**** RECORDED INFORMATION
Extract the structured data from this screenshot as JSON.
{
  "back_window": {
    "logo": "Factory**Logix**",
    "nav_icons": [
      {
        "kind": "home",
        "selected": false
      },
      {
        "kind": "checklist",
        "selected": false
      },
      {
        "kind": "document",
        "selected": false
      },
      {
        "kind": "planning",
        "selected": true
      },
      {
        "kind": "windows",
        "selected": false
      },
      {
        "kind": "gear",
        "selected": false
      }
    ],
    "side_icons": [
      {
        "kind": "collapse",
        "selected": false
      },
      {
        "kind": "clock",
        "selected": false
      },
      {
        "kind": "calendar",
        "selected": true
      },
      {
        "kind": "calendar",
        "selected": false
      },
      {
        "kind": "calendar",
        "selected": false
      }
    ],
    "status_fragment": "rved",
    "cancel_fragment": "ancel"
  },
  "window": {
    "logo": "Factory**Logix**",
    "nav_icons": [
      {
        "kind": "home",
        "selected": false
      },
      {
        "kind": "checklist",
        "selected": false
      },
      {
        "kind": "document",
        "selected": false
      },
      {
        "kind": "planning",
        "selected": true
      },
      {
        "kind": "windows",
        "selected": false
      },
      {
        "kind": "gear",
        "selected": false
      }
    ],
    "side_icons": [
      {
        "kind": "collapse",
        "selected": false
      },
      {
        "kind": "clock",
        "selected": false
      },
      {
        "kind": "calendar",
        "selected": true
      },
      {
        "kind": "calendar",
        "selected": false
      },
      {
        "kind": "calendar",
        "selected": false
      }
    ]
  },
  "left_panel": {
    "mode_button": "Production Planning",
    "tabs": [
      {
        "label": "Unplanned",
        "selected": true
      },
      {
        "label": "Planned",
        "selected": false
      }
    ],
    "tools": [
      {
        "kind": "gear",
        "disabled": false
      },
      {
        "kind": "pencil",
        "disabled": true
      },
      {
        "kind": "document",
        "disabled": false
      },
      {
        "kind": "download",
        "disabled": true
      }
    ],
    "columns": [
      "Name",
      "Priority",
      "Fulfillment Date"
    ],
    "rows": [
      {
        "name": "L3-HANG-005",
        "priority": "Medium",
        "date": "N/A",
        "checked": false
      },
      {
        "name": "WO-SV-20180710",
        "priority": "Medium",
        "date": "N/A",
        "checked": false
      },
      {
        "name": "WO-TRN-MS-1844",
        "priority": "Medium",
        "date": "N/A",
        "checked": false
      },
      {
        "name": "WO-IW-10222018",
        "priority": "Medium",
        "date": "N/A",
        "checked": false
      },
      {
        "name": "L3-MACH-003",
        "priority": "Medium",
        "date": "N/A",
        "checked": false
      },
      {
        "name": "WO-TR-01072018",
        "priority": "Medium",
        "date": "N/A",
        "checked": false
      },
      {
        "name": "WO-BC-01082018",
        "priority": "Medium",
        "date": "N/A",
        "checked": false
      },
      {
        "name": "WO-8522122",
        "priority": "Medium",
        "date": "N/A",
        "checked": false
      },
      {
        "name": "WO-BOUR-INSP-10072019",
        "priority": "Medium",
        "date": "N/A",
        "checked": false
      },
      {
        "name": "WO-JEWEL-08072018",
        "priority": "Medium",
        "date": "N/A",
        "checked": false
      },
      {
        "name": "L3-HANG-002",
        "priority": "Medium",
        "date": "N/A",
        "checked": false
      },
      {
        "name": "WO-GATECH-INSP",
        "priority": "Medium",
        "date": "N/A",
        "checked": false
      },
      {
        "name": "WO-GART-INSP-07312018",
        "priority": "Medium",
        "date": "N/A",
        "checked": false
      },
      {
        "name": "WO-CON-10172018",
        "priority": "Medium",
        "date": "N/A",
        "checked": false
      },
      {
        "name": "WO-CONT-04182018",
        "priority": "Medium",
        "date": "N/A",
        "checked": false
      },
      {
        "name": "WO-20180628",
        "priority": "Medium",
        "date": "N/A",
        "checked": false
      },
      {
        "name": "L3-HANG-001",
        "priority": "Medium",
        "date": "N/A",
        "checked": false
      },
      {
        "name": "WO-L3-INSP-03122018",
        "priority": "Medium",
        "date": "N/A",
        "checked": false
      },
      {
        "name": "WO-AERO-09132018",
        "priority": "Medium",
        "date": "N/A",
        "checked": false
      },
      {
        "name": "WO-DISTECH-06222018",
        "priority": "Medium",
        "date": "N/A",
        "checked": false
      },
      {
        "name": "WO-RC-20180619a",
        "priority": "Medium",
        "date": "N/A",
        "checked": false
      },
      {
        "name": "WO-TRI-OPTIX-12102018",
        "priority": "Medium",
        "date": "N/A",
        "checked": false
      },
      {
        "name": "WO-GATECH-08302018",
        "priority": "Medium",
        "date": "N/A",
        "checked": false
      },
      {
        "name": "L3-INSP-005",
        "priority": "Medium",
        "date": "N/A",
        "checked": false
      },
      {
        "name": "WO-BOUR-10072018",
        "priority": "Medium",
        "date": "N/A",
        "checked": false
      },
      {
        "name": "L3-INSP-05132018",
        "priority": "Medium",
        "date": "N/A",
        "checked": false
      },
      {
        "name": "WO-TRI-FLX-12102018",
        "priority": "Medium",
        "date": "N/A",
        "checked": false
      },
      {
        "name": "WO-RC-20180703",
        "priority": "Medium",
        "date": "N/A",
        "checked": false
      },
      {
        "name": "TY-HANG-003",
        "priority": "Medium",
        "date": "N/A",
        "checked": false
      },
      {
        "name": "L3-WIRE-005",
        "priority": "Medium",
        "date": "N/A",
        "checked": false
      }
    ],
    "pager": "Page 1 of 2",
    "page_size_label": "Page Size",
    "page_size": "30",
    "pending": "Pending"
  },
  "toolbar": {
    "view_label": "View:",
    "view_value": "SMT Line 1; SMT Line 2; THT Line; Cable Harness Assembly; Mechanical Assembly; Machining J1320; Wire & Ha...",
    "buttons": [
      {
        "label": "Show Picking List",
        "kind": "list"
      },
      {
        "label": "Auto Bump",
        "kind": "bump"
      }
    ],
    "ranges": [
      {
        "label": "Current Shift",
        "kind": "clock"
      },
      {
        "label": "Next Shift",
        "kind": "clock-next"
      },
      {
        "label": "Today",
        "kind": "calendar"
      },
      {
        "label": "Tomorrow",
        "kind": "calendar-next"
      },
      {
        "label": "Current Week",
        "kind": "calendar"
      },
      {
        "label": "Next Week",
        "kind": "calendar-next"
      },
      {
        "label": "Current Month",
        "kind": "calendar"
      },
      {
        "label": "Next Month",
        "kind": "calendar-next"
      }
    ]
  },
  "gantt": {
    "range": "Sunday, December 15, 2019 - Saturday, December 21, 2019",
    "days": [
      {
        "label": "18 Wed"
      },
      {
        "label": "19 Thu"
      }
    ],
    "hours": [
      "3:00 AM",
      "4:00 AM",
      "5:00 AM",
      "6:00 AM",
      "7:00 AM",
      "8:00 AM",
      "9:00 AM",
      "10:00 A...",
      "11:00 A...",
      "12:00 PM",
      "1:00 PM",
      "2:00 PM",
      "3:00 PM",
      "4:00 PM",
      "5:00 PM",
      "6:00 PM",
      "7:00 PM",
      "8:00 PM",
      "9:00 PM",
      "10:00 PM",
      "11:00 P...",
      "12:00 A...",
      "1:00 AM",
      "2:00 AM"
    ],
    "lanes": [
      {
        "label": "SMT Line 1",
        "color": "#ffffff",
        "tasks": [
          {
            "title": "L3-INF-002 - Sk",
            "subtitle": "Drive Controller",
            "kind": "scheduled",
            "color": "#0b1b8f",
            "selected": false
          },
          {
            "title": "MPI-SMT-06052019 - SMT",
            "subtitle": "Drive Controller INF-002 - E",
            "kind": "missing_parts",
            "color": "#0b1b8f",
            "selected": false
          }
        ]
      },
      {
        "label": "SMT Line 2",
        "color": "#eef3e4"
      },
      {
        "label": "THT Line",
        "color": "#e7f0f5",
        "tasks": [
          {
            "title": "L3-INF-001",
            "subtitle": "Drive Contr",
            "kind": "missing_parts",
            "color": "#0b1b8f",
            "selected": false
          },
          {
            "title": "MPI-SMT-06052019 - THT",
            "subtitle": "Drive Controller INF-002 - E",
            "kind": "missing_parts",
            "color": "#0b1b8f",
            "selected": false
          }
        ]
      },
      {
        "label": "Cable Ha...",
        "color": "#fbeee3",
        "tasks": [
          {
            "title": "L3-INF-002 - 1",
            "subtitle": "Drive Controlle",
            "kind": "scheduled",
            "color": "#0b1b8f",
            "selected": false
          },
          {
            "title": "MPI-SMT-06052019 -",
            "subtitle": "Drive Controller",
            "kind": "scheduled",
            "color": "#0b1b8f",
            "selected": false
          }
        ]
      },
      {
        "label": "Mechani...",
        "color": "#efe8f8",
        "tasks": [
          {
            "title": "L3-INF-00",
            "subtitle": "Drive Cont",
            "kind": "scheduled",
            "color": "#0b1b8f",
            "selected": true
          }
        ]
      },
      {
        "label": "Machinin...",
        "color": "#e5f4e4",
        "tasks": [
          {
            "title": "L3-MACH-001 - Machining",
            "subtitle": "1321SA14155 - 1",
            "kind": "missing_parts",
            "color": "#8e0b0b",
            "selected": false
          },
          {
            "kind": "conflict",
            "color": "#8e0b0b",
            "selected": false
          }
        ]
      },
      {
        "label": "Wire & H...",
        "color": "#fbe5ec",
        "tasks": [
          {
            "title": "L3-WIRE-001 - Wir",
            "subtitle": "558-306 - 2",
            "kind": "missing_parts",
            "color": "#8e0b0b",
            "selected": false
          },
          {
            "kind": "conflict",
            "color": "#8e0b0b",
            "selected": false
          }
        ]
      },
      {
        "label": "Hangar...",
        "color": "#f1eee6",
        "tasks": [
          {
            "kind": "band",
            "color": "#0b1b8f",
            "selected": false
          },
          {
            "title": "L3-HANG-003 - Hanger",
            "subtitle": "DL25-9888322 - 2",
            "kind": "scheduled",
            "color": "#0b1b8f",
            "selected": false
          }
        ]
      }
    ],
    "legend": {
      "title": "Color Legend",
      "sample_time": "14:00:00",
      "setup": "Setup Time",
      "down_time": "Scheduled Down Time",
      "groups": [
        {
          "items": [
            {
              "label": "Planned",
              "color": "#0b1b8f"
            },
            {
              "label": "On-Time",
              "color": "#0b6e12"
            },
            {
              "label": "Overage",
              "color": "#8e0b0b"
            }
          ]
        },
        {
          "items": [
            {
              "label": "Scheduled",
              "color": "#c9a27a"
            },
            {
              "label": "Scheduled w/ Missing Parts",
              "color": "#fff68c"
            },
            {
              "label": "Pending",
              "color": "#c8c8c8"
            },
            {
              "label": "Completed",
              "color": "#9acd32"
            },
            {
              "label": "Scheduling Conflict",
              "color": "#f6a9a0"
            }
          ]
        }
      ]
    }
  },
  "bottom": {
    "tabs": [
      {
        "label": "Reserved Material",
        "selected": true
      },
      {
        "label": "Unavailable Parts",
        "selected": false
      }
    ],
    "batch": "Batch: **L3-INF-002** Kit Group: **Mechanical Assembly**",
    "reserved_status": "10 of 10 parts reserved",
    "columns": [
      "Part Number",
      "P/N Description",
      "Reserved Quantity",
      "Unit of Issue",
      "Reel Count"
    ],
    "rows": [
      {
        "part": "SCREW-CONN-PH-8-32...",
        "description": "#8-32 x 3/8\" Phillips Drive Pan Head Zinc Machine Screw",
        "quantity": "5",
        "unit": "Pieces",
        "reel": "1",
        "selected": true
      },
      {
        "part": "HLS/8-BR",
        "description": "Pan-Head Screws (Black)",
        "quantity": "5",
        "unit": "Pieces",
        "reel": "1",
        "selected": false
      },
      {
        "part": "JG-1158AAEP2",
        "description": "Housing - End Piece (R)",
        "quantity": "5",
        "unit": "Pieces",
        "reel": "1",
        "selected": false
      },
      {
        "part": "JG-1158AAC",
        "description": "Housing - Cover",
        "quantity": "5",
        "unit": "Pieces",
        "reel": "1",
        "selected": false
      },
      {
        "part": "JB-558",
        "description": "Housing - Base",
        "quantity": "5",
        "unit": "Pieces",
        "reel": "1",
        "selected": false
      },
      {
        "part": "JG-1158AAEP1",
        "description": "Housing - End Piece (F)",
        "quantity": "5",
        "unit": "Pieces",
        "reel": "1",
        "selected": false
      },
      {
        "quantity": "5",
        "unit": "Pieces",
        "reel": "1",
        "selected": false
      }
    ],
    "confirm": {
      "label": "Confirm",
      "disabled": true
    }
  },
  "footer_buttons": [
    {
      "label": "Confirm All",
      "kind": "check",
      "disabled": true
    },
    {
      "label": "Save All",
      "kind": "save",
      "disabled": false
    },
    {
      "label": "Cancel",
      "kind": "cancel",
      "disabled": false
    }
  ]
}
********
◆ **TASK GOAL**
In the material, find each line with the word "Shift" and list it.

◆ **SOLUTION BELOW**
        "label": "Current Shift",
        "label": "Next Shift",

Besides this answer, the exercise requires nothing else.